-------- Data section --------

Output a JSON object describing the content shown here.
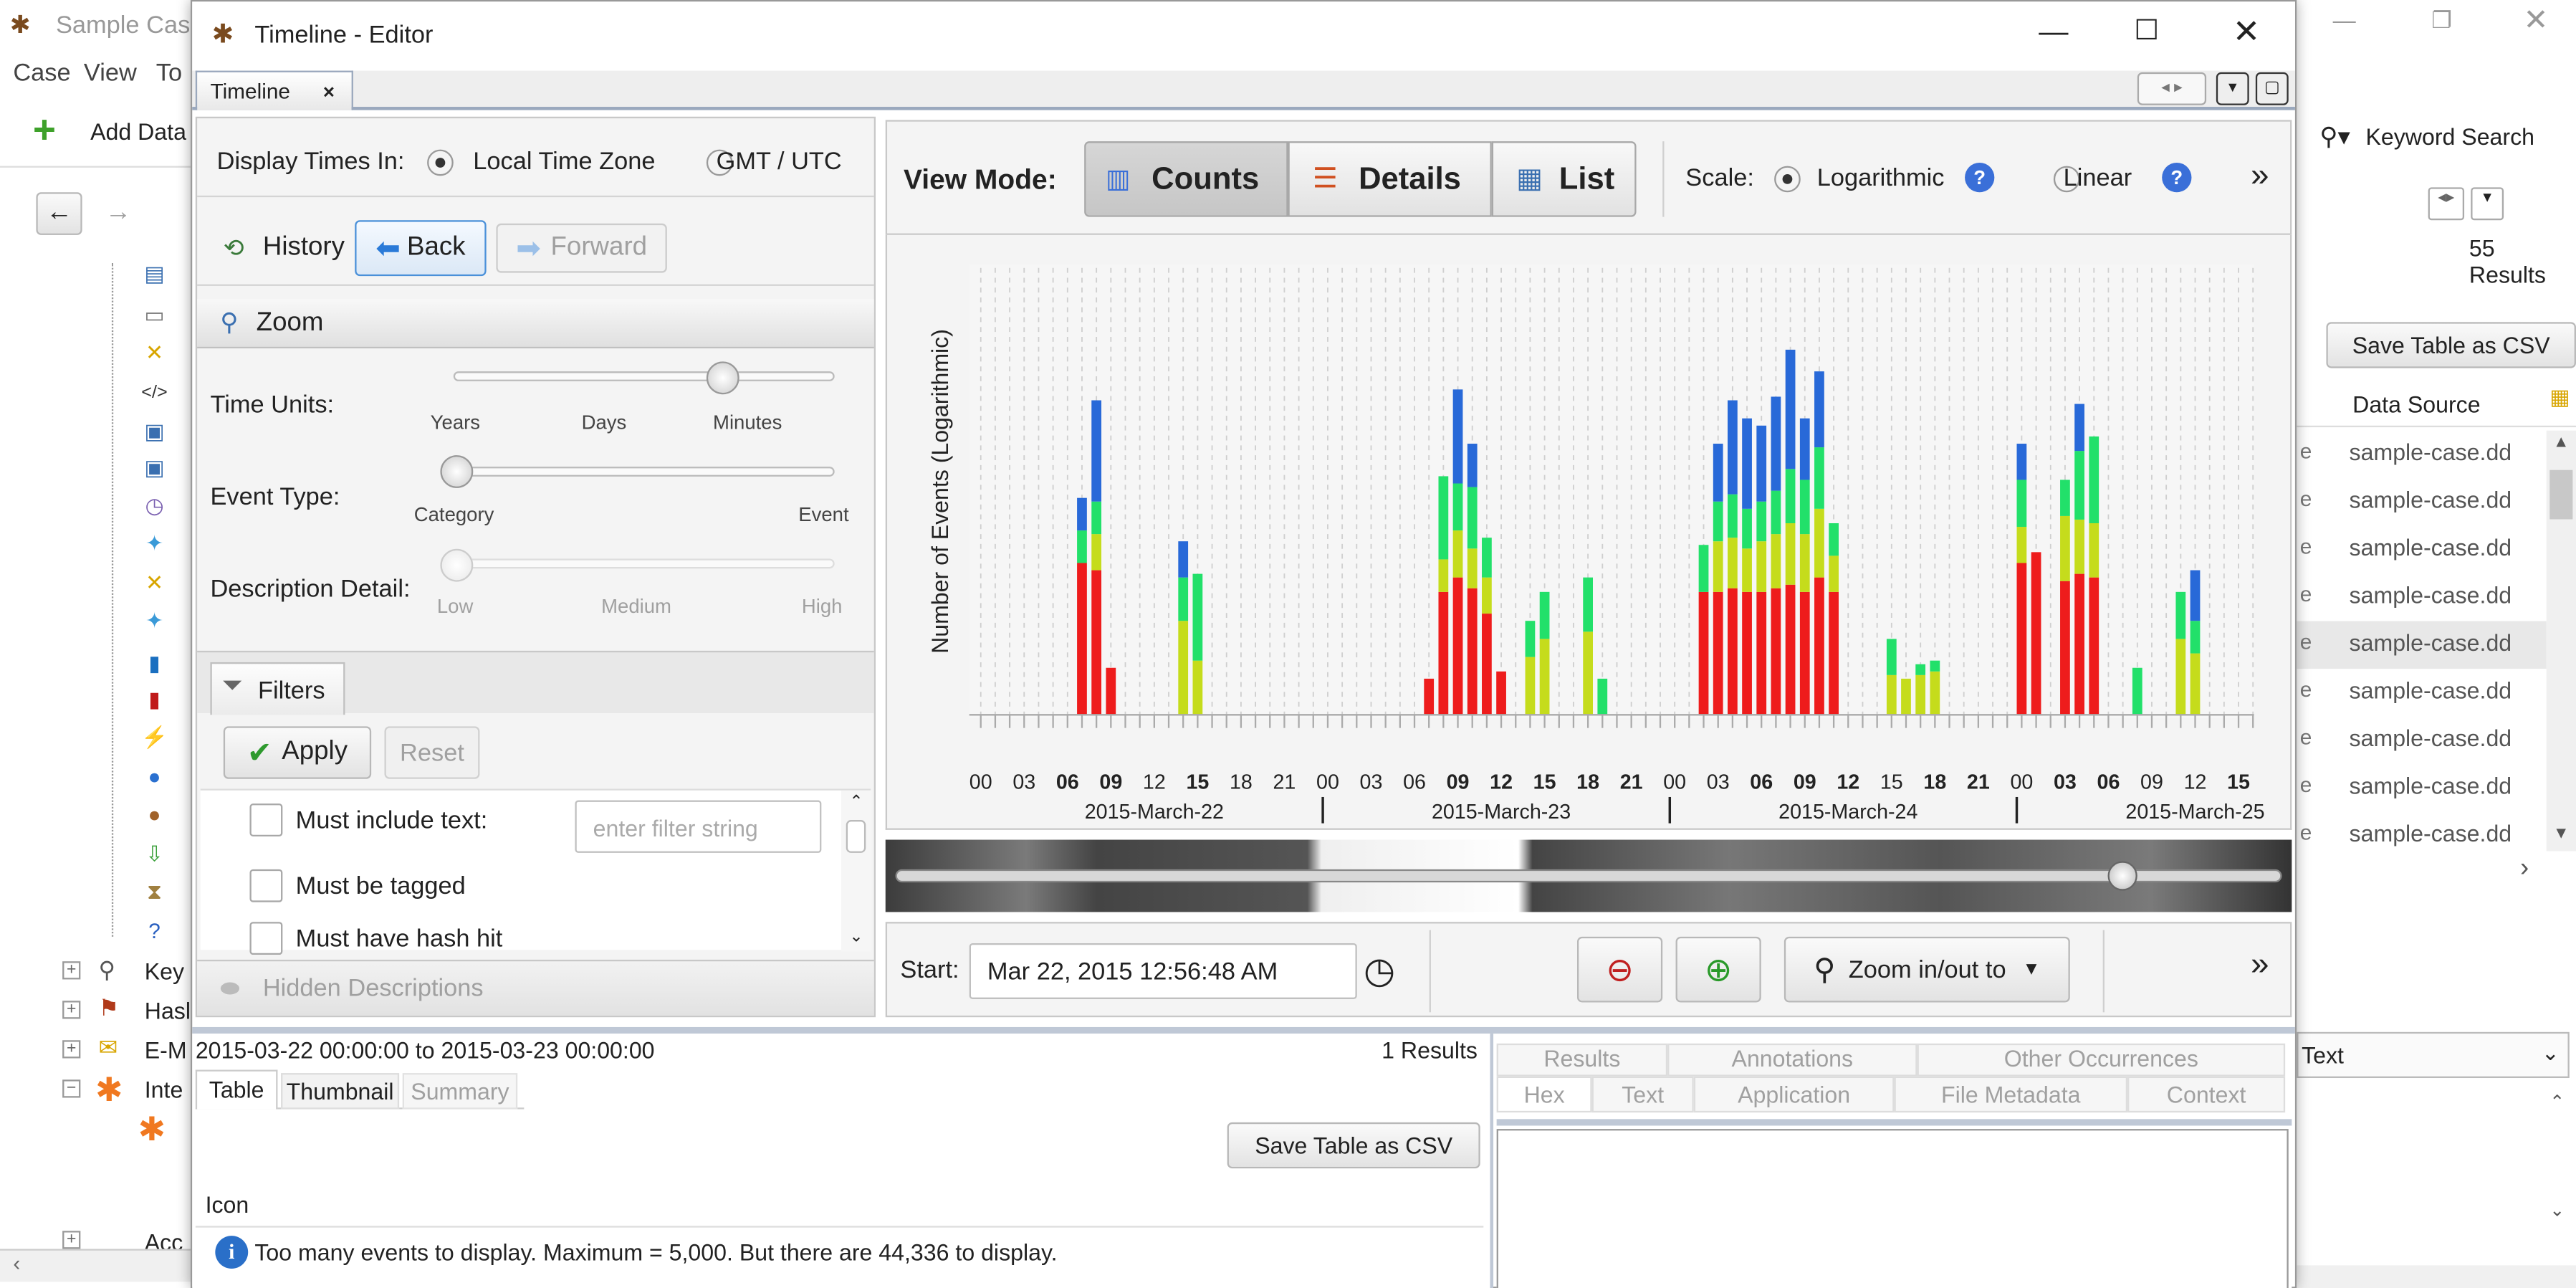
{
  "bg_app": {
    "title": "Sample Cas",
    "menu": [
      "Case",
      "View",
      "To"
    ],
    "add_data": "Add Data",
    "keyword_search": "Keyword Search",
    "results_count": "55  Results",
    "save_csv": "Save Table as CSV",
    "data_source_header": "Data Source",
    "row_prefix": "e",
    "rows": [
      "sample-case.dd",
      "sample-case.dd",
      "sample-case.dd",
      "sample-case.dd",
      "sample-case.dd",
      "sample-case.dd",
      "sample-case.dd",
      "sample-case.dd",
      "sample-case.dd"
    ],
    "text_dropdown": "Text",
    "tree_labels": [
      "Key",
      "Hasl",
      "E-M",
      "Inte",
      "Acc"
    ]
  },
  "window": {
    "title": "Timeline - Editor",
    "tab": "Timeline"
  },
  "display_times": {
    "label": "Display Times In:",
    "local": "Local Time Zone",
    "gmt": "GMT / UTC"
  },
  "history": {
    "label": "History",
    "back": "Back",
    "forward": "Forward"
  },
  "zoom": {
    "title": "Zoom",
    "time_units": "Time Units:",
    "time_ticks": [
      "Years",
      "Days",
      "Minutes"
    ],
    "time_level": 0.7,
    "event_type": "Event Type:",
    "event_ticks": [
      "Category",
      "Event"
    ],
    "event_level": 0.0,
    "desc_detail": "Description Detail:",
    "desc_ticks": [
      "Low",
      "Medium",
      "High"
    ],
    "desc_level": 0.0
  },
  "filters": {
    "title": "Filters",
    "apply": "Apply",
    "reset": "Reset",
    "must_include_text": "Must include text:",
    "placeholder": "enter filter string",
    "must_be_tagged": "Must be tagged",
    "must_have_hash": "Must have hash hit",
    "hidden_desc": "Hidden Descriptions"
  },
  "view_mode": {
    "label": "View Mode:",
    "counts": "Counts",
    "details": "Details",
    "list": "List",
    "scale": "Scale:",
    "log": "Logarithmic",
    "linear": "Linear",
    "more": "»"
  },
  "nav": {
    "start_label": "Start:",
    "start_value": "Mar 22, 2015 12:56:48 AM",
    "zoom_to": "Zoom in/out to",
    "more": "»"
  },
  "result_bar": {
    "range": "2015-03-22 00:00:00 to 2015-03-23 00:00:00",
    "count": "1  Results"
  },
  "bottom_tabs": {
    "table": "Table",
    "thumbnail": "Thumbnail",
    "summary": "Summary",
    "save_csv": "Save Table as CSV",
    "icon_col": "Icon",
    "message": "Too many events to display.  Maximum = 5,000. But there are 44,336 to display."
  },
  "content_tabs": {
    "row1": [
      "Results",
      "Annotations",
      "Other Occurrences"
    ],
    "row2": [
      "Hex",
      "Text",
      "Application",
      "File Metadata",
      "Context"
    ]
  },
  "colors": {
    "red": "#ee1c1c",
    "lime": "#c5dc1c",
    "green": "#22e06a",
    "blue": "#2869d8",
    "accent": "#4a90d9"
  },
  "chart_data": {
    "type": "bar",
    "stacked": true,
    "ylabel": "Number of Events (Logarithmic)",
    "scale": "logarithmic",
    "hour_ticks": [
      "00",
      "03",
      "06",
      "09",
      "12",
      "15",
      "18",
      "21",
      "00",
      "03",
      "06",
      "09",
      "12",
      "15",
      "18",
      "21",
      "00",
      "03",
      "06",
      "09",
      "12",
      "15",
      "18",
      "21",
      "00",
      "03",
      "06",
      "09",
      "12",
      "15"
    ],
    "bold_ticks": [
      2,
      3,
      5,
      11,
      12,
      13,
      14,
      15,
      18,
      19,
      20,
      22,
      23,
      25,
      26,
      29
    ],
    "days": [
      "2015-March-22",
      "2015-March-23",
      "2015-March-24",
      "2015-March-25"
    ],
    "series_names": [
      "red",
      "lime",
      "green",
      "blue"
    ],
    "bars": [
      {
        "hour": 7.0,
        "values": [
          4.2,
          0,
          0.9,
          0.9
        ]
      },
      {
        "hour": 8.0,
        "values": [
          4.0,
          1.0,
          0.9,
          2.8
        ]
      },
      {
        "hour": 9.0,
        "values": [
          1.3,
          0,
          0,
          0
        ]
      },
      {
        "hour": 14.0,
        "values": [
          0,
          2.6,
          1.2,
          1.0
        ]
      },
      {
        "hour": 15.0,
        "values": [
          0,
          1.5,
          2.4,
          0
        ]
      },
      {
        "hour": 31.0,
        "values": [
          1.0,
          0,
          0,
          0
        ]
      },
      {
        "hour": 32.0,
        "values": [
          3.4,
          0.9,
          2.3,
          0
        ]
      },
      {
        "hour": 33.0,
        "values": [
          3.8,
          1.3,
          1.3,
          2.6
        ]
      },
      {
        "hour": 34.0,
        "values": [
          3.5,
          1.1,
          1.7,
          1.2
        ]
      },
      {
        "hour": 35.0,
        "values": [
          2.8,
          1.0,
          1.1,
          0
        ]
      },
      {
        "hour": 36.0,
        "values": [
          1.2,
          0,
          0,
          0
        ]
      },
      {
        "hour": 38.0,
        "values": [
          0,
          1.6,
          1.0,
          0
        ]
      },
      {
        "hour": 39.0,
        "values": [
          0,
          2.1,
          1.3,
          0
        ]
      },
      {
        "hour": 42.0,
        "values": [
          0,
          2.3,
          1.5,
          0
        ]
      },
      {
        "hour": 43.0,
        "values": [
          0,
          0,
          1.0,
          0
        ]
      },
      {
        "hour": 50.0,
        "values": [
          3.4,
          0,
          1.3,
          0
        ]
      },
      {
        "hour": 51.0,
        "values": [
          3.4,
          1.4,
          1.1,
          1.6
        ]
      },
      {
        "hour": 52.0,
        "values": [
          3.5,
          1.4,
          1.2,
          2.6
        ]
      },
      {
        "hour": 53.0,
        "values": [
          3.4,
          1.2,
          1.1,
          2.5
        ]
      },
      {
        "hour": 54.0,
        "values": [
          3.4,
          1.4,
          1.1,
          2.1
        ]
      },
      {
        "hour": 55.0,
        "values": [
          3.5,
          1.5,
          1.2,
          2.6
        ]
      },
      {
        "hour": 56.0,
        "values": [
          3.6,
          1.7,
          1.5,
          3.3
        ]
      },
      {
        "hour": 57.0,
        "values": [
          3.4,
          1.6,
          1.5,
          1.7
        ]
      },
      {
        "hour": 58.0,
        "values": [
          3.8,
          1.9,
          1.7,
          2.1
        ]
      },
      {
        "hour": 59.0,
        "values": [
          3.4,
          1.0,
          0.9,
          0
        ]
      },
      {
        "hour": 63.0,
        "values": [
          0,
          1.1,
          1.0,
          0
        ]
      },
      {
        "hour": 64.0,
        "values": [
          0,
          1.0,
          0,
          0
        ]
      },
      {
        "hour": 65.0,
        "values": [
          0,
          1.1,
          0.3,
          0
        ]
      },
      {
        "hour": 66.0,
        "values": [
          0,
          1.2,
          0.3,
          0
        ]
      },
      {
        "hour": 72.0,
        "values": [
          4.2,
          1.0,
          1.3,
          1.0
        ]
      },
      {
        "hour": 73.0,
        "values": [
          4.5,
          0,
          0,
          0
        ]
      },
      {
        "hour": 75.0,
        "values": [
          3.7,
          1.8,
          1.0,
          0
        ]
      },
      {
        "hour": 76.0,
        "values": [
          3.9,
          1.5,
          1.9,
          1.3
        ]
      },
      {
        "hour": 77.0,
        "values": [
          3.8,
          1.5,
          2.4,
          0
        ]
      },
      {
        "hour": 80.0,
        "values": [
          0,
          0,
          1.3,
          0
        ]
      },
      {
        "hour": 83.0,
        "values": [
          0,
          2.1,
          1.3,
          0
        ]
      },
      {
        "hour": 84.0,
        "values": [
          0,
          1.7,
          0.9,
          1.4
        ]
      }
    ]
  }
}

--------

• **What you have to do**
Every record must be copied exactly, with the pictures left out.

• **Reply**
Output a JSON object describing the content shown here.
{
  "bg_app": {
    "title": "Sample Cas",
    "menu": [
      "Case",
      "View",
      "To"
    ],
    "add_data": "Add Data",
    "keyword_search": "Keyword Search",
    "results_count": "55  Results",
    "save_csv": "Save Table as CSV",
    "data_source_header": "Data Source",
    "row_prefix": "e",
    "rows": [
      "sample-case.dd",
      "sample-case.dd",
      "sample-case.dd",
      "sample-case.dd",
      "sample-case.dd",
      "sample-case.dd",
      "sample-case.dd",
      "sample-case.dd",
      "sample-case.dd"
    ],
    "text_dropdown": "Text",
    "tree_labels": [
      "Key",
      "Hasl",
      "E-M",
      "Inte",
      "Acc"
    ]
  },
  "window": {
    "title": "Timeline - Editor",
    "tab": "Timeline"
  },
  "display_times": {
    "label": "Display Times In:",
    "local": "Local Time Zone",
    "gmt": "GMT / UTC"
  },
  "history": {
    "label": "History",
    "back": "Back",
    "forward": "Forward"
  },
  "zoom": {
    "title": "Zoom",
    "time_units": "Time Units:",
    "time_ticks": [
      "Years",
      "Days",
      "Minutes"
    ],
    "time_level": 0.7,
    "event_type": "Event Type:",
    "event_ticks": [
      "Category",
      "Event"
    ],
    "event_level": 0.0,
    "desc_detail": "Description Detail:",
    "desc_ticks": [
      "Low",
      "Medium",
      "High"
    ],
    "desc_level": 0.0
  },
  "filters": {
    "title": "Filters",
    "apply": "Apply",
    "reset": "Reset",
    "must_include_text": "Must include text:",
    "placeholder": "enter filter string",
    "must_be_tagged": "Must be tagged",
    "must_have_hash": "Must have hash hit",
    "hidden_desc": "Hidden Descriptions"
  },
  "view_mode": {
    "label": "View Mode:",
    "counts": "Counts",
    "details": "Details",
    "list": "List",
    "scale": "Scale:",
    "log": "Logarithmic",
    "linear": "Linear",
    "more": "»"
  },
  "nav": {
    "start_label": "Start:",
    "start_value": "Mar 22, 2015 12:56:48 AM",
    "zoom_to": "Zoom in/out to",
    "more": "»"
  },
  "result_bar": {
    "range": "2015-03-22 00:00:00 to 2015-03-23 00:00:00",
    "count": "1  Results"
  },
  "bottom_tabs": {
    "table": "Table",
    "thumbnail": "Thumbnail",
    "summary": "Summary",
    "save_csv": "Save Table as CSV",
    "icon_col": "Icon",
    "message": "Too many events to display.  Maximum = 5,000. But there are 44,336 to display."
  },
  "content_tabs": {
    "row1": [
      "Results",
      "Annotations",
      "Other Occurrences"
    ],
    "row2": [
      "Hex",
      "Text",
      "Application",
      "File Metadata",
      "Context"
    ]
  },
  "colors": {
    "red": "#ee1c1c",
    "lime": "#c5dc1c",
    "green": "#22e06a",
    "blue": "#2869d8",
    "accent": "#4a90d9"
  },
  "chart_data": {
    "type": "bar",
    "stacked": true,
    "ylabel": "Number of Events (Logarithmic)",
    "scale": "logarithmic",
    "hour_ticks": [
      "00",
      "03",
      "06",
      "09",
      "12",
      "15",
      "18",
      "21",
      "00",
      "03",
      "06",
      "09",
      "12",
      "15",
      "18",
      "21",
      "00",
      "03",
      "06",
      "09",
      "12",
      "15",
      "18",
      "21",
      "00",
      "03",
      "06",
      "09",
      "12",
      "15"
    ],
    "bold_ticks": [
      2,
      3,
      5,
      11,
      12,
      13,
      14,
      15,
      18,
      19,
      20,
      22,
      23,
      25,
      26,
      29
    ],
    "days": [
      "2015-March-22",
      "2015-March-23",
      "2015-March-24",
      "2015-March-25"
    ],
    "series_names": [
      "red",
      "lime",
      "green",
      "blue"
    ],
    "bars": [
      {
        "hour": 7.0,
        "values": [
          4.2,
          0,
          0.9,
          0.9
        ]
      },
      {
        "hour": 8.0,
        "values": [
          4.0,
          1.0,
          0.9,
          2.8
        ]
      },
      {
        "hour": 9.0,
        "values": [
          1.3,
          0,
          0,
          0
        ]
      },
      {
        "hour": 14.0,
        "values": [
          0,
          2.6,
          1.2,
          1.0
        ]
      },
      {
        "hour": 15.0,
        "values": [
          0,
          1.5,
          2.4,
          0
        ]
      },
      {
        "hour": 31.0,
        "values": [
          1.0,
          0,
          0,
          0
        ]
      },
      {
        "hour": 32.0,
        "values": [
          3.4,
          0.9,
          2.3,
          0
        ]
      },
      {
        "hour": 33.0,
        "values": [
          3.8,
          1.3,
          1.3,
          2.6
        ]
      },
      {
        "hour": 34.0,
        "values": [
          3.5,
          1.1,
          1.7,
          1.2
        ]
      },
      {
        "hour": 35.0,
        "values": [
          2.8,
          1.0,
          1.1,
          0
        ]
      },
      {
        "hour": 36.0,
        "values": [
          1.2,
          0,
          0,
          0
        ]
      },
      {
        "hour": 38.0,
        "values": [
          0,
          1.6,
          1.0,
          0
        ]
      },
      {
        "hour": 39.0,
        "values": [
          0,
          2.1,
          1.3,
          0
        ]
      },
      {
        "hour": 42.0,
        "values": [
          0,
          2.3,
          1.5,
          0
        ]
      },
      {
        "hour": 43.0,
        "values": [
          0,
          0,
          1.0,
          0
        ]
      },
      {
        "hour": 50.0,
        "values": [
          3.4,
          0,
          1.3,
          0
        ]
      },
      {
        "hour": 51.0,
        "values": [
          3.4,
          1.4,
          1.1,
          1.6
        ]
      },
      {
        "hour": 52.0,
        "values": [
          3.5,
          1.4,
          1.2,
          2.6
        ]
      },
      {
        "hour": 53.0,
        "values": [
          3.4,
          1.2,
          1.1,
          2.5
        ]
      },
      {
        "hour": 54.0,
        "values": [
          3.4,
          1.4,
          1.1,
          2.1
        ]
      },
      {
        "hour": 55.0,
        "values": [
          3.5,
          1.5,
          1.2,
          2.6
        ]
      },
      {
        "hour": 56.0,
        "values": [
          3.6,
          1.7,
          1.5,
          3.3
        ]
      },
      {
        "hour": 57.0,
        "values": [
          3.4,
          1.6,
          1.5,
          1.7
        ]
      },
      {
        "hour": 58.0,
        "values": [
          3.8,
          1.9,
          1.7,
          2.1
        ]
      },
      {
        "hour": 59.0,
        "values": [
          3.4,
          1.0,
          0.9,
          0
        ]
      },
      {
        "hour": 63.0,
        "values": [
          0,
          1.1,
          1.0,
          0
        ]
      },
      {
        "hour": 64.0,
        "values": [
          0,
          1.0,
          0,
          0
        ]
      },
      {
        "hour": 65.0,
        "values": [
          0,
          1.1,
          0.3,
          0
        ]
      },
      {
        "hour": 66.0,
        "values": [
          0,
          1.2,
          0.3,
          0
        ]
      },
      {
        "hour": 72.0,
        "values": [
          4.2,
          1.0,
          1.3,
          1.0
        ]
      },
      {
        "hour": 73.0,
        "values": [
          4.5,
          0,
          0,
          0
        ]
      },
      {
        "hour": 75.0,
        "values": [
          3.7,
          1.8,
          1.0,
          0
        ]
      },
      {
        "hour": 76.0,
        "values": [
          3.9,
          1.5,
          1.9,
          1.3
        ]
      },
      {
        "hour": 77.0,
        "values": [
          3.8,
          1.5,
          2.4,
          0
        ]
      },
      {
        "hour": 80.0,
        "values": [
          0,
          0,
          1.3,
          0
        ]
      },
      {
        "hour": 83.0,
        "values": [
          0,
          2.1,
          1.3,
          0
        ]
      },
      {
        "hour": 84.0,
        "values": [
          0,
          1.7,
          0.9,
          1.4
        ]
      }
    ]
  }
}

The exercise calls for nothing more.